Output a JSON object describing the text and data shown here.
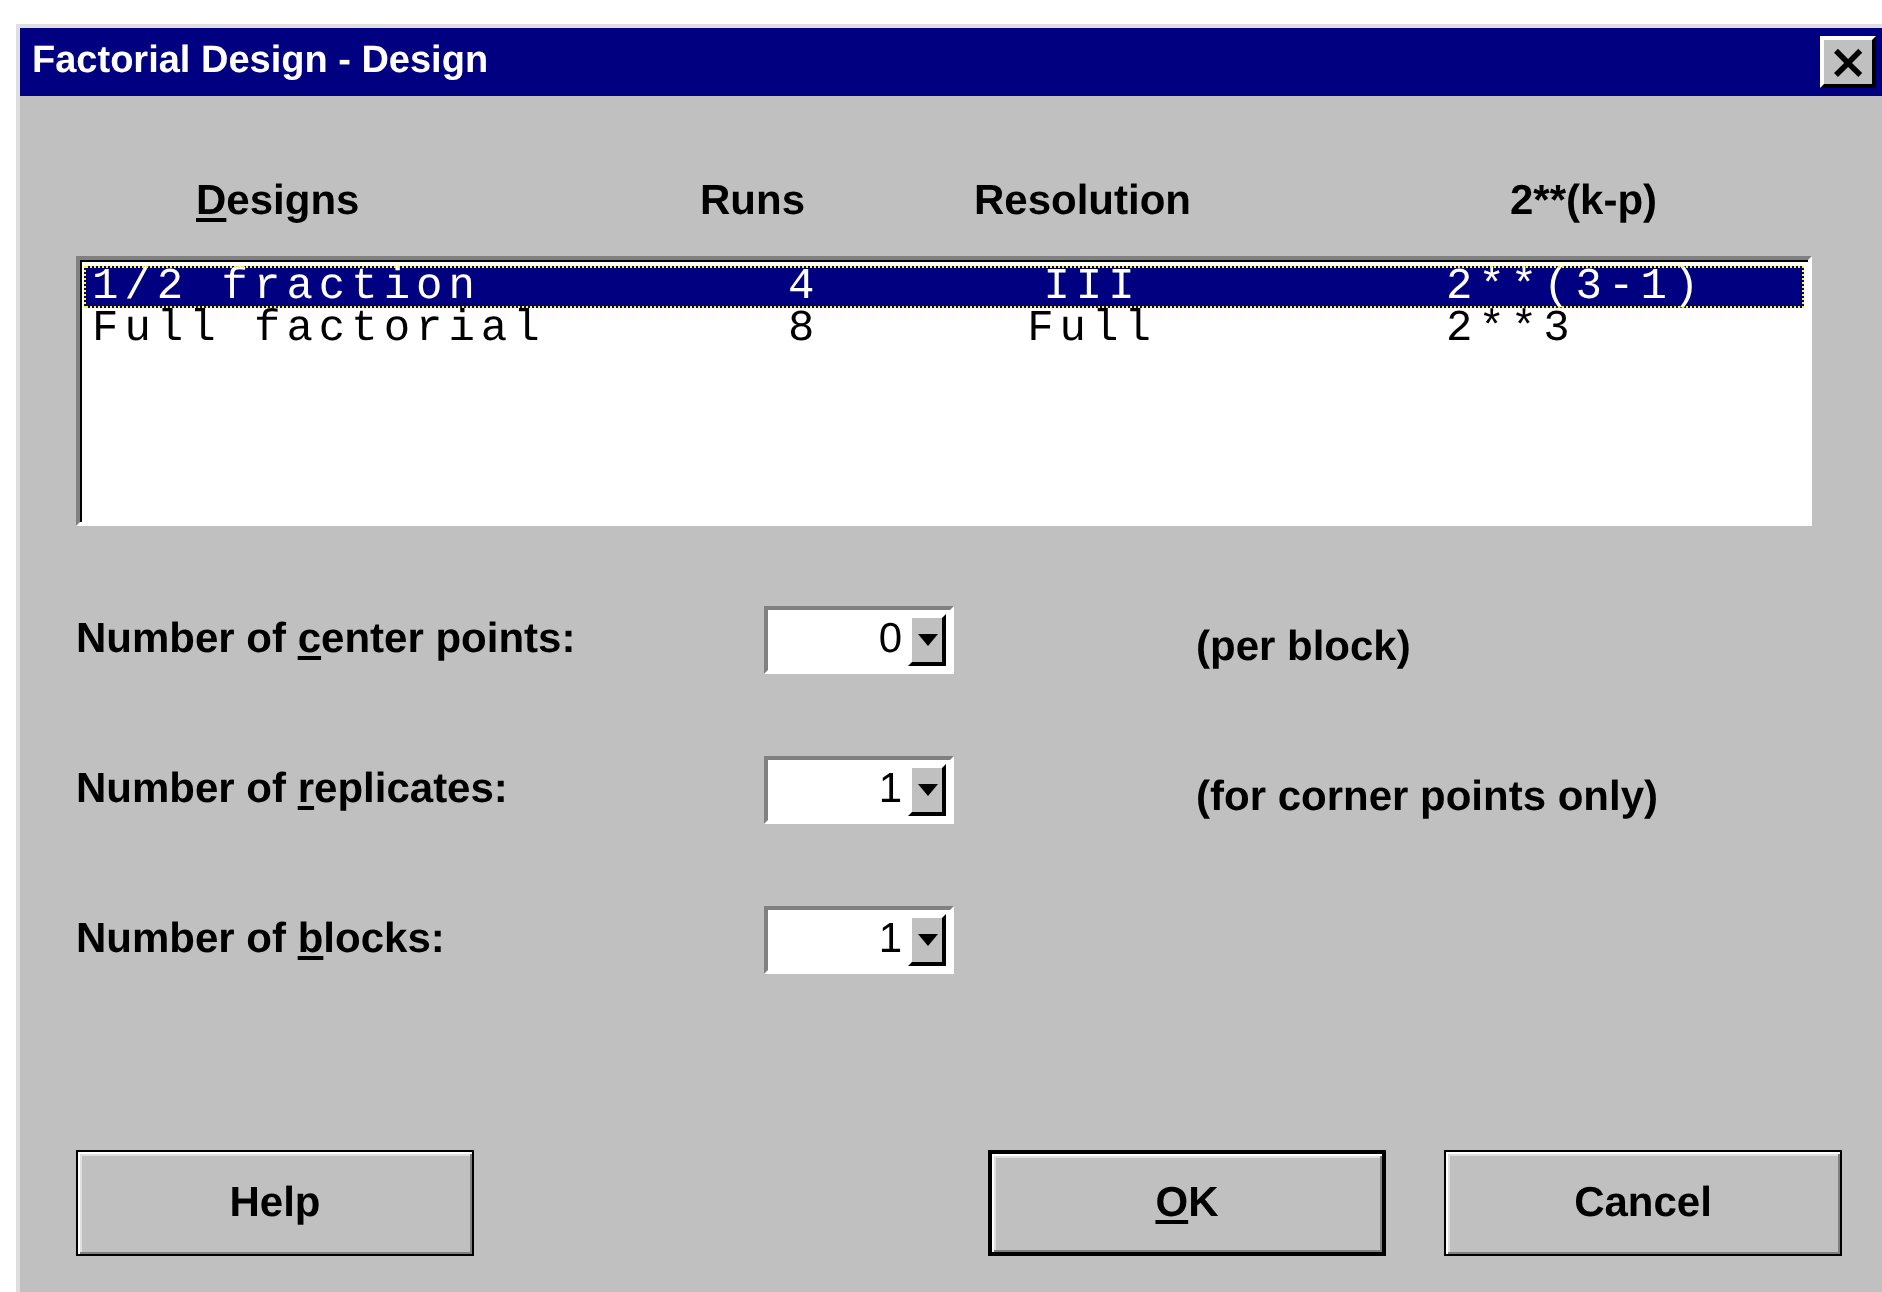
{
  "window": {
    "title": "Factorial Design - Design",
    "close": "×"
  },
  "design_list": {
    "columns": [
      {
        "label": {
          "key": "D",
          "after": "esigns"
        }
      },
      {
        "label": "Runs"
      },
      {
        "label": "Resolution"
      },
      {
        "label": "2**(k-p)"
      }
    ],
    "rows": [
      {
        "cells": [
          "1/2 fraction",
          "4",
          "III",
          "2**(3-1)"
        ],
        "selected": true
      },
      {
        "cells": [
          "Full factorial",
          "8",
          "Full",
          "2**3"
        ],
        "selected": false
      }
    ]
  },
  "fields": [
    {
      "label": {
        "before": "Number of ",
        "key": "c",
        "after": "enter points:"
      },
      "value": "0",
      "note": "(per block)"
    },
    {
      "label": {
        "before": "Number of ",
        "key": "r",
        "after": "eplicates:"
      },
      "value": "1",
      "note": "(for corner points only)"
    },
    {
      "label": {
        "before": "Number of ",
        "key": "b",
        "after": "locks:"
      },
      "value": "1"
    }
  ],
  "buttons": [
    {
      "label": "Help",
      "default": false
    },
    {
      "label": {
        "key": "O",
        "after": "K"
      },
      "default": true
    },
    {
      "label": "Cancel",
      "default": false
    }
  ]
}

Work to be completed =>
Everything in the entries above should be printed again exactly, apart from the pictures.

Task response =>
Output a JSON object describing the text and data shown here.
{
  "window": {
    "title": "Factorial Design - Design",
    "close": "×"
  },
  "design_list": {
    "columns": [
      {
        "label": {
          "key": "D",
          "after": "esigns"
        }
      },
      {
        "label": "Runs"
      },
      {
        "label": "Resolution"
      },
      {
        "label": "2**(k-p)"
      }
    ],
    "rows": [
      {
        "cells": [
          "1/2 fraction",
          "4",
          "III",
          "2**(3-1)"
        ],
        "selected": true
      },
      {
        "cells": [
          "Full factorial",
          "8",
          "Full",
          "2**3"
        ],
        "selected": false
      }
    ]
  },
  "fields": [
    {
      "label": {
        "before": "Number of ",
        "key": "c",
        "after": "enter points:"
      },
      "value": "0",
      "note": "(per block)"
    },
    {
      "label": {
        "before": "Number of ",
        "key": "r",
        "after": "eplicates:"
      },
      "value": "1",
      "note": "(for corner points only)"
    },
    {
      "label": {
        "before": "Number of ",
        "key": "b",
        "after": "locks:"
      },
      "value": "1"
    }
  ],
  "buttons": [
    {
      "label": "Help",
      "default": false
    },
    {
      "label": {
        "key": "O",
        "after": "K"
      },
      "default": true
    },
    {
      "label": "Cancel",
      "default": false
    }
  ]
}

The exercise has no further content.